Here are some takeaways regarding the deal's potential problems highlighted in Tesla's latest SEC filing.
"Between September 1, 2016 and September 14, 2016, four lawsuits were filed in the Court of Chancery of the State of Delaware by purported stockholders of Tesla challenging the Merger," Tesla said in its Sept. 19 filing. And there's still more time for additional plaintiffs to challenge the merger, Tesla said.
The lawsuits allege, "among other things, that the members of the Tesla Board breached their fiduciary duties in connection with the proposed Merger and, in some cases, that SolarCity and members of the SolarCity Board aided and abetted breaches of fiduciary duties and that certain individual defendants would be unjustly enriched by the proposed Merger."
In addition to potentially preventing or delaying a merger, Tesla warns the litigation could lead to a judgment ordering payment of damages even if the merger is completed.
As both the largest shareholder and chairman of both companies, Elon Musk's role in the merger has been a topic of debate. As a result, Musk and other board members with conflicting interests have recused themselves from voting for the merger. But this hasn't stopped criticism of the potential deal. Making matters more complex, SolarCity CEO Lyndon Rive is Elon Musk's cousin. These conflicts of interest have prompted concerns about the true motivation for the deal, particularly as both companies continue to report quarterly losses.
Despite plaintiff challenges, Tesla asserts in the filing that the "[a]ctions are without merit."
Will the deal be prevented?
Despite the four lawsuits against the merger, Tesla seems to believe there's still a good chance it will close the deal.
"Simply because someone uses litigation to try to delay an acquisition does not mean it will be successful," Tesla said in a Sept. 19 statement to Reuters. "At this point, it is not yet known if anyone will even end up pursuing such a request. If anyone does, Tesla will oppose it."
But merger expert Thomas Burnett contends Tesla only has a 50% chance of closing on this deal, according to The Wall Street Journal.

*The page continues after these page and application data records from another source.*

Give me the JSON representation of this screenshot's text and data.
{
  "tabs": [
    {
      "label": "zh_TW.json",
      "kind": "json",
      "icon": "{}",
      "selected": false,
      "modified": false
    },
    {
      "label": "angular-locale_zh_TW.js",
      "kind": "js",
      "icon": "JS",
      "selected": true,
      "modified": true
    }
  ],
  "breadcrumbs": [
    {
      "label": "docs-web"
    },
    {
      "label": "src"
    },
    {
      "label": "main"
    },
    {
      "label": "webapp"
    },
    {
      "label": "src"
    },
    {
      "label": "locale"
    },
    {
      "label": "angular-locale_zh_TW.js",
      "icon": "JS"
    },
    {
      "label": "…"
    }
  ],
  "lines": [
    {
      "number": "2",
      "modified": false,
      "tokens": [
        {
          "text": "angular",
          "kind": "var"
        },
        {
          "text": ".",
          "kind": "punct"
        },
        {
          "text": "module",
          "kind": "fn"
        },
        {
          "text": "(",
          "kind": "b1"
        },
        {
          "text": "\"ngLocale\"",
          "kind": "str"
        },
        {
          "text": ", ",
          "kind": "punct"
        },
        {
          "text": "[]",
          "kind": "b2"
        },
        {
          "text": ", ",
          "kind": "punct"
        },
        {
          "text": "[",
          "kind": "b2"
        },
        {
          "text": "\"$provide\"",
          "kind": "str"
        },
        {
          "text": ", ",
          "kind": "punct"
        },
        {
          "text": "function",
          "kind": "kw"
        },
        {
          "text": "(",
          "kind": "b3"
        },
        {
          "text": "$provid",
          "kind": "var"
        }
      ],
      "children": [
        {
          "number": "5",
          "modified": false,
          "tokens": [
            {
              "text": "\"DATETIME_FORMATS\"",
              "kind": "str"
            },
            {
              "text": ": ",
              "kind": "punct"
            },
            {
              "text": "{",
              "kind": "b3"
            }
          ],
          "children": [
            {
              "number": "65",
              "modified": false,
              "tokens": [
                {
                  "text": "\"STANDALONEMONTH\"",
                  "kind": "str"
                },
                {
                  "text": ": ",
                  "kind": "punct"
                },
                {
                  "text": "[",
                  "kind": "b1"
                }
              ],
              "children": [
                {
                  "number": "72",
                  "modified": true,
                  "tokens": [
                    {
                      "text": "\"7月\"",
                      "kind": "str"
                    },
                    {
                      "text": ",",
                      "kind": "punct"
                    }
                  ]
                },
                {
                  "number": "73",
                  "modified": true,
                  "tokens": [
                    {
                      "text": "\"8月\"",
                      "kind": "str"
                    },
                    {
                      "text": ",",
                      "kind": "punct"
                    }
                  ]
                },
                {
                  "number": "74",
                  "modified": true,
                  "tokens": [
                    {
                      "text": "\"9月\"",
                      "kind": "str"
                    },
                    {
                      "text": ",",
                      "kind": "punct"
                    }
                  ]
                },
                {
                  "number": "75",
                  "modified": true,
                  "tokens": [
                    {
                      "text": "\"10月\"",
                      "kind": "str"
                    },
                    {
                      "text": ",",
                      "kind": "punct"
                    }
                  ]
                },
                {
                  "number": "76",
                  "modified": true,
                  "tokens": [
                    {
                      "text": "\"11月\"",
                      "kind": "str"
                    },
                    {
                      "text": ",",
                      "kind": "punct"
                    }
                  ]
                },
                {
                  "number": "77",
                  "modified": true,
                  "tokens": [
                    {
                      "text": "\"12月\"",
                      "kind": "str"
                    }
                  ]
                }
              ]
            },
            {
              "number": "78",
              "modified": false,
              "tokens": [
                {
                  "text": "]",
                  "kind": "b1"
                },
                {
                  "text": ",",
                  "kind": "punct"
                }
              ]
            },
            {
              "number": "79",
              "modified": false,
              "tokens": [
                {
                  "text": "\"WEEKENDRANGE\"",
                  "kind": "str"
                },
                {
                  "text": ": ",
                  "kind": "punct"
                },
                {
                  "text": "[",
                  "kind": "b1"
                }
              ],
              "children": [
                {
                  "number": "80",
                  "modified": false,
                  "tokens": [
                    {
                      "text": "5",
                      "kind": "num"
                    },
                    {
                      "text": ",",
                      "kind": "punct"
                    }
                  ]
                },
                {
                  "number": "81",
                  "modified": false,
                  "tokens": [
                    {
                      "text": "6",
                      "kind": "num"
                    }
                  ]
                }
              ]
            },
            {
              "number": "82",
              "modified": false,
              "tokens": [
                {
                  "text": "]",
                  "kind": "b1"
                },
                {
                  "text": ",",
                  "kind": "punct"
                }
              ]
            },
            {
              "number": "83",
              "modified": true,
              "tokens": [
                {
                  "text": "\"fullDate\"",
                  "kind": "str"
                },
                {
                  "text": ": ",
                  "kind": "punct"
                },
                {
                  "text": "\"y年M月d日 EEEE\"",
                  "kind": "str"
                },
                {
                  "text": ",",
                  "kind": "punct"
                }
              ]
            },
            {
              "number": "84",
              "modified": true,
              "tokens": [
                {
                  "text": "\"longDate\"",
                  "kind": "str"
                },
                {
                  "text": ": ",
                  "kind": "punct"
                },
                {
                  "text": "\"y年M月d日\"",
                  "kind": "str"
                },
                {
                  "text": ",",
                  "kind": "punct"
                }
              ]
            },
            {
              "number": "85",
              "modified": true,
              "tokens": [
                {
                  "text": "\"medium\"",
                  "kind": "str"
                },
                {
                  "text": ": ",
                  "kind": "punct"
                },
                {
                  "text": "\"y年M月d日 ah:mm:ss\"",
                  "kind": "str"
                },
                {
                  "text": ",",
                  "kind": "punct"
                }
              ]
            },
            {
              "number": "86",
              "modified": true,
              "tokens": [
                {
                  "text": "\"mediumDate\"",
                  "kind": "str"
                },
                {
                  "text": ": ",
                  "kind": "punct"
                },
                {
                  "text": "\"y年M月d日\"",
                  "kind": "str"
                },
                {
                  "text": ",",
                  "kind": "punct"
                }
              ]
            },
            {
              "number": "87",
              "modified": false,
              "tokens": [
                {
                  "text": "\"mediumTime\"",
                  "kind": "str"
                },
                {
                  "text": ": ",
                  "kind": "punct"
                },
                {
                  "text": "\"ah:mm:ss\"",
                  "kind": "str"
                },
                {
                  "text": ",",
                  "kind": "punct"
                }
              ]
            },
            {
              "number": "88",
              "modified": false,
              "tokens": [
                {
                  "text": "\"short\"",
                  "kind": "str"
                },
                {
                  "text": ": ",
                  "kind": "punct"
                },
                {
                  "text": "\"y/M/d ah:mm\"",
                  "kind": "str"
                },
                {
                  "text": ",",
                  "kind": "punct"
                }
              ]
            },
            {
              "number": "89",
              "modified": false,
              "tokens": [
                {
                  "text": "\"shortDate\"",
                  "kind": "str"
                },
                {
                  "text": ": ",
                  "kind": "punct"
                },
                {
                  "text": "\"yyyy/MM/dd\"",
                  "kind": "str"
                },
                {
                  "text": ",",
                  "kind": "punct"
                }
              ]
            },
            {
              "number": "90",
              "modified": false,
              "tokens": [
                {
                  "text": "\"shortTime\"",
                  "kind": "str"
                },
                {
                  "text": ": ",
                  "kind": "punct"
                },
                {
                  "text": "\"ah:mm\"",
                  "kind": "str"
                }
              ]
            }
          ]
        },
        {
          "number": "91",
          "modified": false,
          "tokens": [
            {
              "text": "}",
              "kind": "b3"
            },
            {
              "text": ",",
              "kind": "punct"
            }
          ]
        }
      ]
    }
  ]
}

Thomas Burnett, head of research at Wall Street Access, a brokerage firm that provides research to investors who wager on mergers and acquisitions, now estimates the odds are "no better than 50-50," compared with his estimate in July of 80% odds the deal would be approved.
Issues with Tesla's acquisition come at a difficult time for Musk. During a question-and-answer session with press earlier this month about Tesla's upcoming Autopilot update, he admitted challenges have piled up recently, pointing to receiving "a lot of flak" for the SolarCity deal, "a lot of effort" on Autopilot and preparations for Model 3, and a rocket explosion at Musk's SpaceX, where he is also CEO. It has been one of the "worst few weeks ever," he admitted.
Whether investors are for or against Tesla's acquisition of SolarCity, there's clearly potential for the deal to distract the already busy CEO and even Tesla's management team from the company's efforts to ramp up production and bring Model 3 to market next year.